“This breakthrough allows us to operate on patients without the significant risks associated with deep brain stimulation. We are at the cusp of widening the applications of this innovative technology to help a wide variety of patients, some of whom had no therapeutic option before.”
Professor Gedroyc and his team have 15 years’ experience using MRI-guided focused ultrasound for different parts of the body. The initial trial is for 20 patients with ET only. The team also hope to trial the technology for use in patients with Parkinson’s disease and to develop other areas of application such as for severe tremor associated with multiple sclerosis in the future.
The £1 million funding for the equipment required for the trial came from a legacy left to Imperial College Healthcare Charity by a former St Mary’s Hospital nurse.
Ian Lush, chief executive of Imperial College Healthcare Charity, said:
“We are delighted to have made one of our largest ever grants to enable such an exciting trial. We very much hope it will help make the case for offering this potentially life-changing procedure to many more people in the future.”
For more information about MR-guided focused ultrasound for essential tremor visit our research pages.
Notes to editors:
1. About the trial
The current trial, which Selwyn Lucas participated in, is now full and the Trust cannot accept any new referrals or participants. The funding for the current trial is provided by InsighTec, the company who produced and developed the technology. This trial is looking to build on previous trails and show that the treatment is as effective in the UK as it has been elsewhere. The Trust hopes that additional trials will be set up in the near future. At the conclusion of the trial, the results will be analysed, looking at the benefits and any adverse effects of the treatment.
2. MRI-guided focused ultrasound for brain in the future
The Trust hopes that the procedure will be made widely available on the NHS once the trials have concluded and the effectiveness of the treatment proved. The treatment will then need to be approved by NICE and NHS England before it can be rolled out across the NHS. The current trial is restricted to patients with essential tremor only. It is anticipated that new trials will be set up to examine the benefits of the treatment for people with Parkinson’s disease and other types of tremor, including multiple sclerosis associated tremor in the near future.
3. Imperial College Healthcare Charity raises funds for five London hospitals within Imperial College Healthcare NHS Trust: Charing Cross, Hammersmith, Queen Charlotte’s & Chelsea, St Mary’s and Western Eye hospitals. Since 2009, the charity has awarded over £20 million in grants to over 400 pieces of clinical research and healthcare projects across the hospitals, all of which aim to improve patient healthcare. www.imperialcharity.org.uk

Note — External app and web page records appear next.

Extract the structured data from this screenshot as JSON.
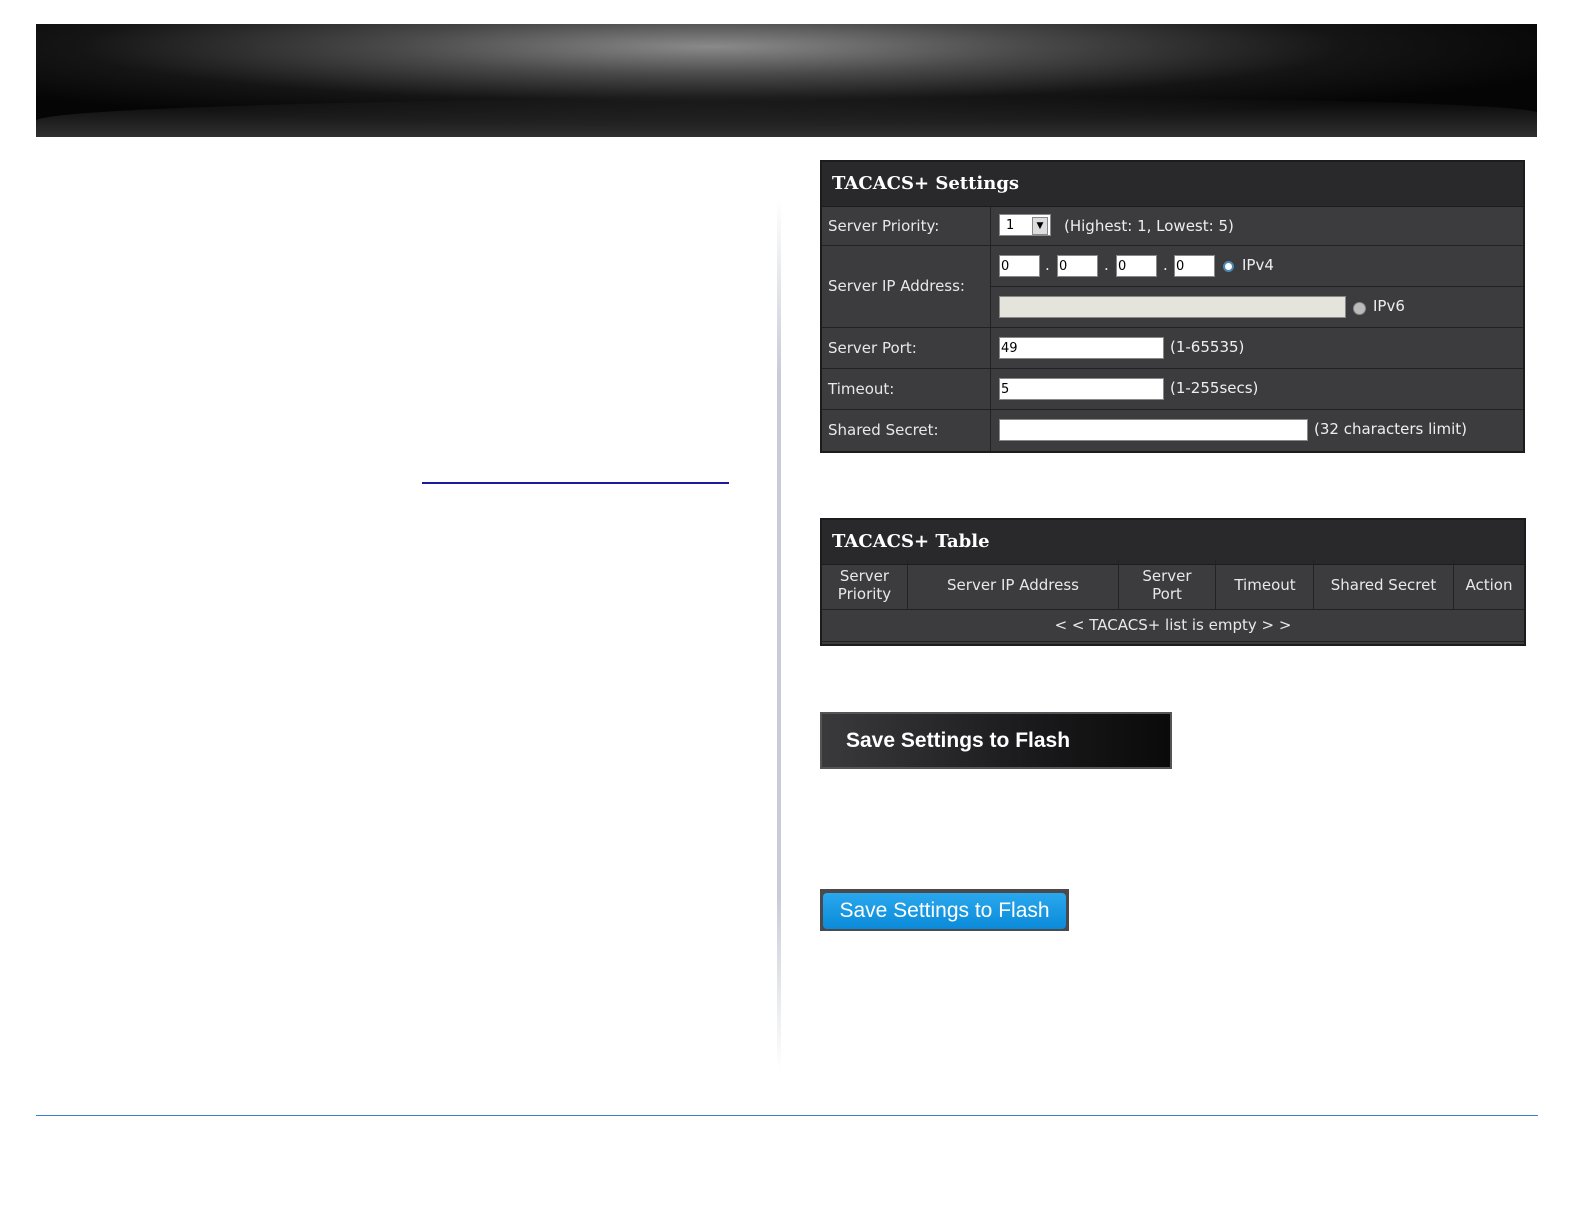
{
  "settings": {
    "title": "TACACS+ Settings",
    "priority_label": "Server Priority:",
    "priority_value": "1",
    "priority_note": "(Highest: 1, Lowest: 5)",
    "ip_label": "Server IP Address:",
    "ip_octets": [
      "0",
      "0",
      "0",
      "0"
    ],
    "ipv4_label": "IPv4",
    "ipv6_label": "IPv6",
    "ipv6_value": "",
    "ip_mode": "IPv4",
    "port_label": "Server Port:",
    "port_value": "49",
    "port_note": "(1-65535)",
    "timeout_label": "Timeout:",
    "timeout_value": "5",
    "timeout_note": "(1-255secs)",
    "secret_label": "Shared Secret:",
    "secret_value": "",
    "secret_note": "(32 characters limit)"
  },
  "table": {
    "title": "TACACS+ Table",
    "columns": [
      "Server Priority",
      "Server IP Address",
      "Server Port",
      "Timeout",
      "Shared Secret",
      "Action"
    ],
    "empty_text": "< < TACACS+ list is empty > >"
  },
  "buttons": {
    "save_dark": "Save Settings to Flash",
    "save_blue": "Save Settings to Flash"
  },
  "colors": {
    "footer_line": "#3a7fd0",
    "link": "#1a1aa0",
    "button_blue": "#1a9ae2"
  }
}
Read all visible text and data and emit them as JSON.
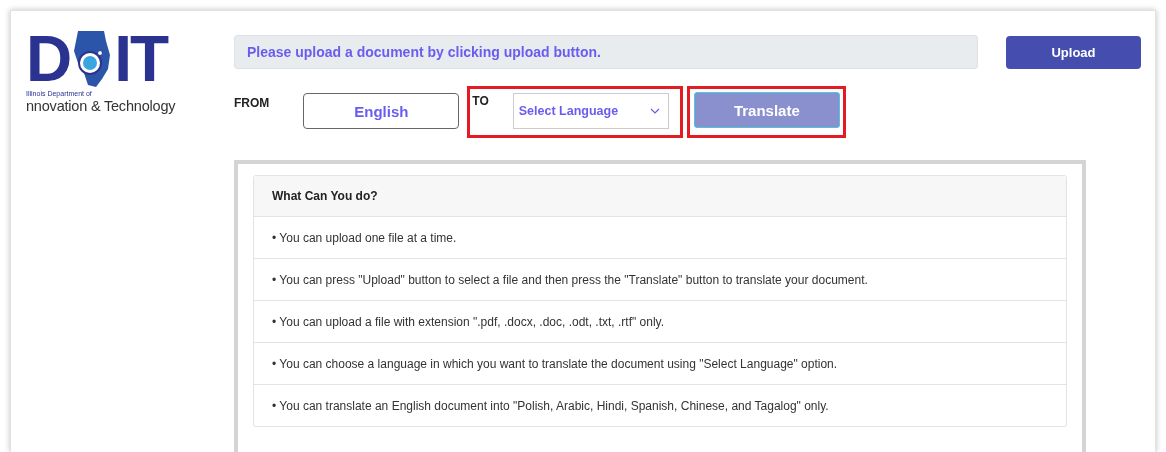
{
  "logo": {
    "left": "D",
    "right": "IT",
    "small": "Illinois Department of",
    "tagline": "nnovation & Technology"
  },
  "status_message": "Please upload a document by clicking upload button.",
  "upload_button": {
    "label": "Upload"
  },
  "from": {
    "label": "FROM",
    "value": "English"
  },
  "to": {
    "label": "TO",
    "value": "Select Language",
    "highlighted": true
  },
  "translate_button": {
    "label": "Translate",
    "disabled": true,
    "highlighted": true
  },
  "info_card": {
    "title": "What Can You do?",
    "items": [
      "• You can upload one file at a time.",
      "• You can press \"Upload\" button to select a file and then press the \"Translate\" button to translate your document.",
      "• You can upload a file with extension \".pdf, .docx, .doc, .odt, .txt, .rtf\" only.",
      "• You can choose a language in which you want to translate the document using \"Select Language\" option.",
      "• You can translate an English document into \"Polish, Arabic, Hindi, Spanish, Chinese, and Tagalog\" only."
    ]
  }
}
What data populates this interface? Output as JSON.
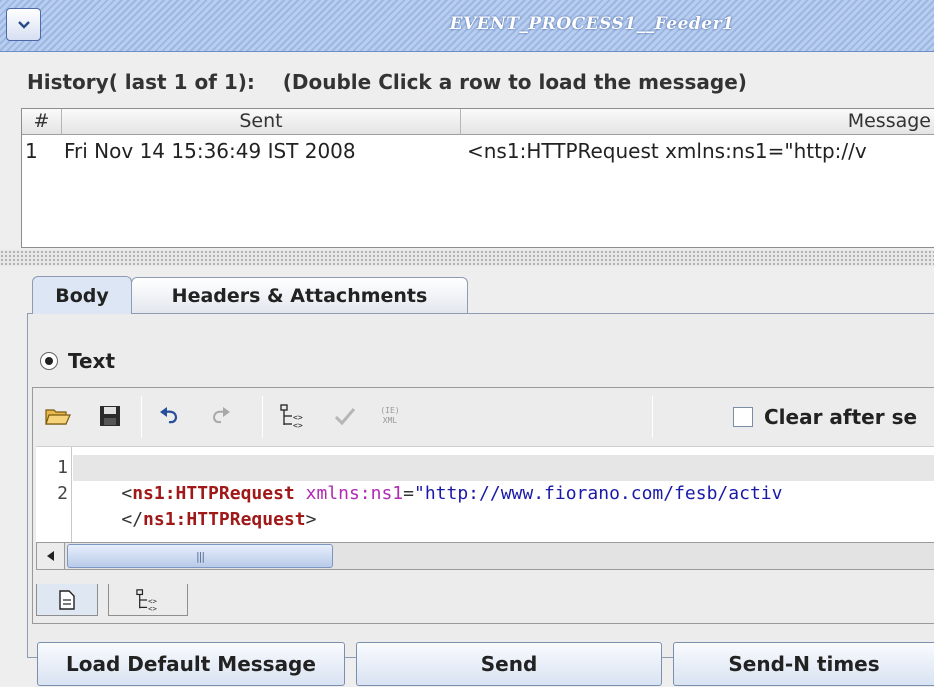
{
  "window": {
    "title": "EVENT_PROCESS1__Feeder1",
    "menu_icon": "chevron-down-icon"
  },
  "history": {
    "label": "History( last 1 of 1):    (Double Click a row to load the message)",
    "columns": [
      "#",
      "Sent",
      "Message"
    ],
    "rows": [
      {
        "num": "1",
        "sent": "Fri Nov 14 15:36:49 IST 2008",
        "message": "<ns1:HTTPRequest xmlns:ns1=\"http://v"
      }
    ]
  },
  "tabs": {
    "body": "Body",
    "headers": "Headers & Attachments",
    "active": "Body"
  },
  "radio": {
    "label": "Text",
    "selected": true
  },
  "toolbar": {
    "icons": [
      "open-folder-icon",
      "save-icon",
      "undo-icon",
      "redo-icon",
      "xml-tree-icon",
      "check-icon",
      "xml-format-icon"
    ],
    "xml_format_glyph_top": "(IE)",
    "xml_format_glyph_bottom": "XML",
    "clear_after_send_label": "Clear after se",
    "clear_after_send_checked": false
  },
  "editor": {
    "line_numbers": [
      "1",
      "2"
    ],
    "line1": {
      "open": "<",
      "tag": "ns1:HTTPRequest",
      "space": " ",
      "attr": "xmlns:ns1",
      "eq": "=",
      "value": "\"http://www.fiorano.com/fesb/activ"
    },
    "line2": {
      "open": "</",
      "tag": "ns1:HTTPRequest",
      "close": ">"
    }
  },
  "scrollbar": {
    "thumb_grip": "|||"
  },
  "editor_tabs": [
    "text-view-icon",
    "tree-view-icon"
  ],
  "buttons": {
    "load_default": "Load Default Message",
    "send": "Send",
    "send_n": "Send-N times"
  },
  "colors": {
    "titlebar": "#9bb7e3",
    "xml_tag": "#a01818",
    "xml_attr": "#b02ab4",
    "xml_value": "#1a1aa8"
  }
}
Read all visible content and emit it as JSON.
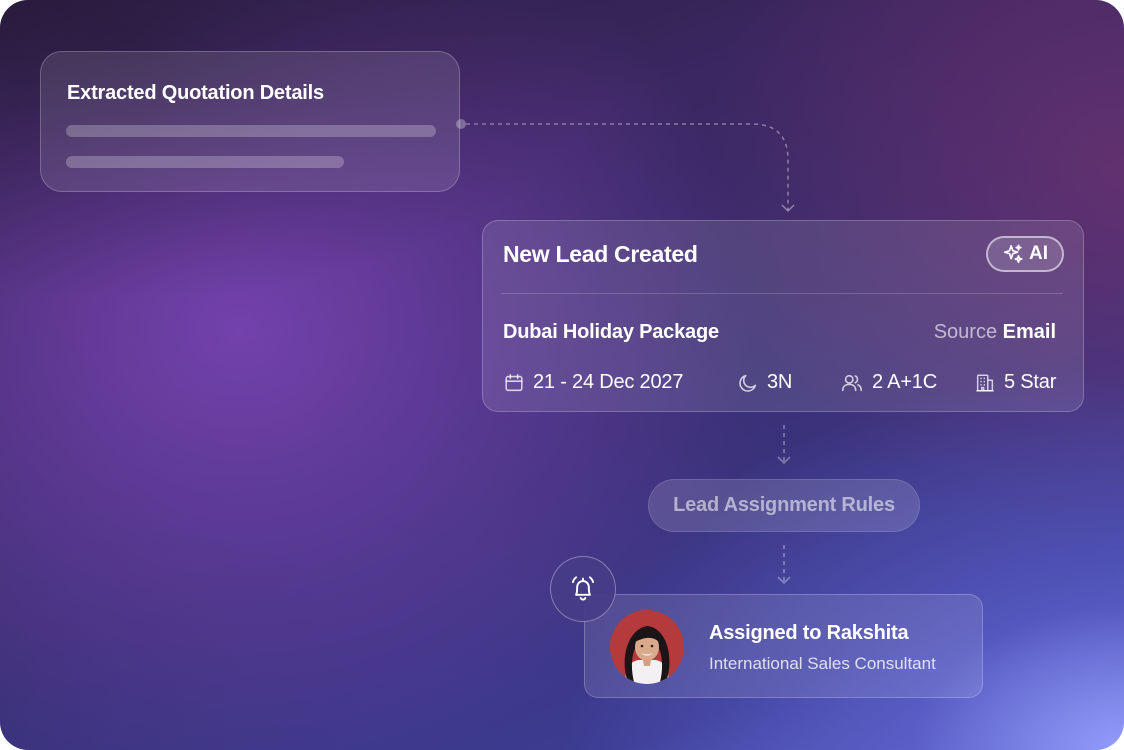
{
  "quotation_card": {
    "title": "Extracted Quotation Details"
  },
  "lead_card": {
    "title": "New Lead Created",
    "ai_badge": {
      "icon": "sparkle-icon",
      "label": "AI"
    },
    "package_name": "Dubai Holiday Package",
    "source_label": "Source",
    "source_value": "Email",
    "meta": {
      "dates": {
        "icon": "calendar-icon",
        "value": "21 - 24 Dec 2027"
      },
      "nights": {
        "icon": "moon-icon",
        "value": "3N"
      },
      "guests": {
        "icon": "users-icon",
        "value": "2 A+1C"
      },
      "hotel": {
        "icon": "building-icon",
        "value": "5 Star"
      }
    }
  },
  "rules_step": {
    "label": "Lead Assignment Rules"
  },
  "assignment_card": {
    "bell_icon": "bell-ringing-icon",
    "name": "Assigned to Rakshita",
    "role": "International Sales Consultant"
  },
  "colors": {
    "background_dark": "#261b39",
    "background_purple": "#3b2761",
    "background_blue": "#5f66c8",
    "avatar_background": "#b53a3c"
  }
}
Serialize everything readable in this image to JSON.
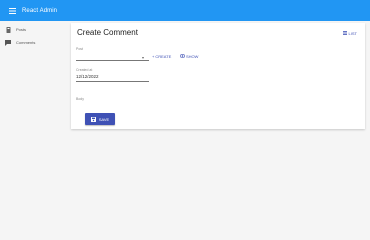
{
  "header": {
    "title": "React Admin",
    "menu_icon": "hamburger-menu-icon",
    "color": "#2196f3"
  },
  "sidebar": {
    "items": [
      {
        "label": "Posts",
        "icon": "book-icon"
      },
      {
        "label": "Comments",
        "icon": "chat-bubble-icon"
      }
    ]
  },
  "main": {
    "title": "Create Comment",
    "list_label": "LIST",
    "form": {
      "post": {
        "label": "Post",
        "value": "",
        "create_label": "CREATE",
        "show_label": "SHOW"
      },
      "created_at": {
        "label": "Created at",
        "value": "12/12/2022"
      },
      "body": {
        "label": "Body",
        "value": ""
      }
    },
    "save_label": "SAVE",
    "accent": "#3f51b5"
  }
}
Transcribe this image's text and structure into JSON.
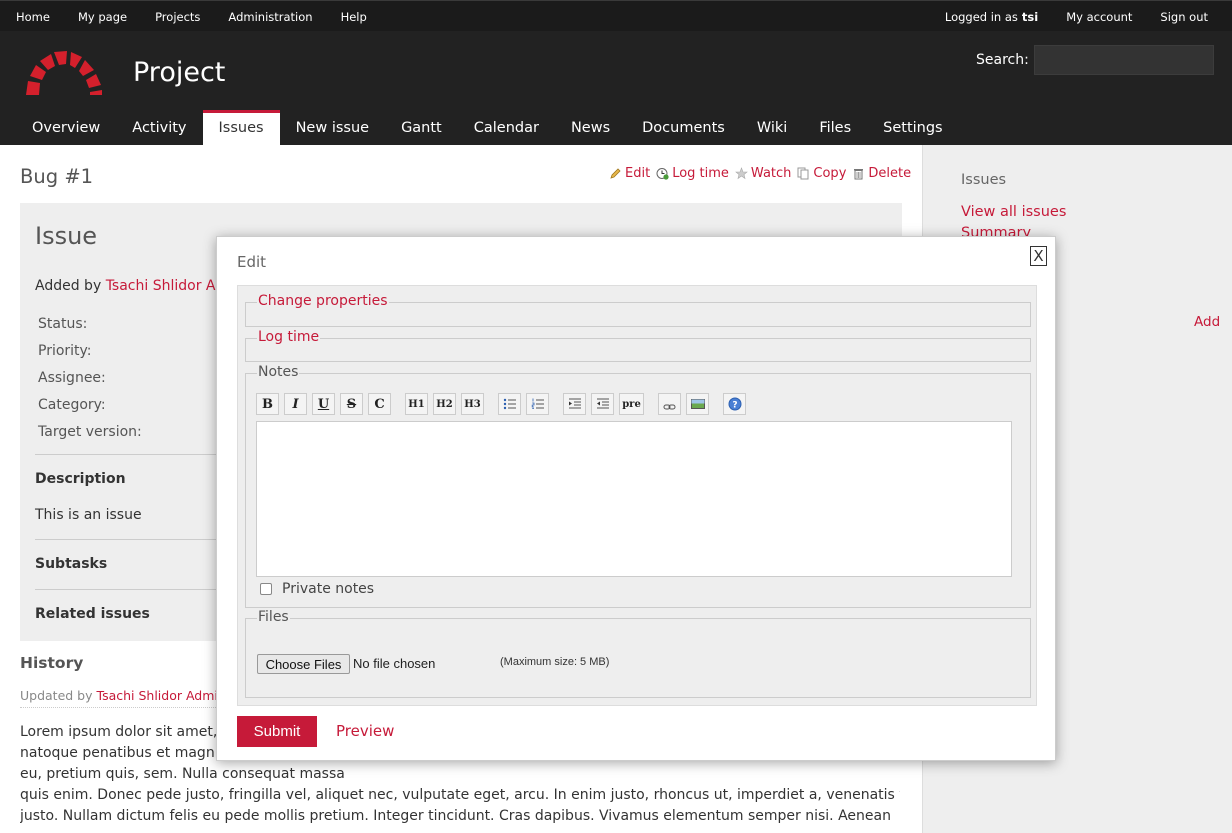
{
  "top_menu": {
    "home": "Home",
    "my_page": "My page",
    "projects": "Projects",
    "administration": "Administration",
    "help": "Help",
    "logged_in_as": "Logged in as",
    "user": "tsi",
    "my_account": "My account",
    "sign_out": "Sign out"
  },
  "header": {
    "project_title": "Project",
    "search_label": "Search:",
    "search_value": ""
  },
  "main_menu": [
    {
      "label": "Overview"
    },
    {
      "label": "Activity"
    },
    {
      "label": "Issues"
    },
    {
      "label": "New issue"
    },
    {
      "label": "Gantt"
    },
    {
      "label": "Calendar"
    },
    {
      "label": "News"
    },
    {
      "label": "Documents"
    },
    {
      "label": "Wiki"
    },
    {
      "label": "Files"
    },
    {
      "label": "Settings"
    }
  ],
  "page": {
    "heading": "Bug #1",
    "actions": {
      "edit": "Edit",
      "log_time": "Log time",
      "watch": "Watch",
      "copy": "Copy",
      "delete": "Delete"
    }
  },
  "issue": {
    "subject": "Issue",
    "added_by": "Added by",
    "author": "Tsachi Shlidor Ac",
    "status_label": "Status:",
    "priority_label": "Priority:",
    "assignee_label": "Assignee:",
    "category_label": "Category:",
    "target_version_label": "Target version:",
    "description_title": "Description",
    "description": "This is an issue",
    "subtasks_title": "Subtasks",
    "related_title": "Related issues"
  },
  "history": {
    "title": "History",
    "updated_by": "Updated by",
    "author": "Tsachi Shlidor Admin",
    "lines": [
      "Lorem ipsum dolor sit amet, c",
      "natoque penatibus et magnis",
      "eu, pretium quis, sem. Nulla consequat massa",
      "quis enim. Donec pede justo, fringilla vel, aliquet nec, vulputate eget, arcu. In enim justo, rhoncus ut, imperdiet a, venenatis vitae,",
      "justo. Nullam dictum felis eu pede mollis pretium. Integer tincidunt. Cras dapibus. Vivamus elementum semper nisi. Aenean"
    ]
  },
  "sidebar": {
    "title": "Issues",
    "view_all": "View all issues",
    "summary": "Summary",
    "add": "Add"
  },
  "modal": {
    "title": "Edit",
    "close": "X",
    "change_properties": "Change properties",
    "log_time": "Log time",
    "notes": "Notes",
    "notes_value": "",
    "toolbar": [
      "B",
      "I",
      "U",
      "S",
      "C",
      "H1",
      "H2",
      "H3",
      "ul",
      "ol",
      "indent",
      "outdent",
      "pre",
      "link",
      "image",
      "help"
    ],
    "private_notes": "Private notes",
    "files": "Files",
    "choose_files": "Choose Files",
    "no_file": "No file chosen",
    "max_size": "(Maximum size: 5 MB)",
    "submit": "Submit",
    "preview": "Preview"
  },
  "colors": {
    "accent": "#c61a39",
    "header_bg": "#222222",
    "top_menu_bg": "#1b1b1b",
    "sidebar_bg": "#eeeeee"
  }
}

4. For more information about the technology please contact Madeleine Childs, media manager at Imperial College Healthcare NHS on firstname.lastname@example.org or telephone.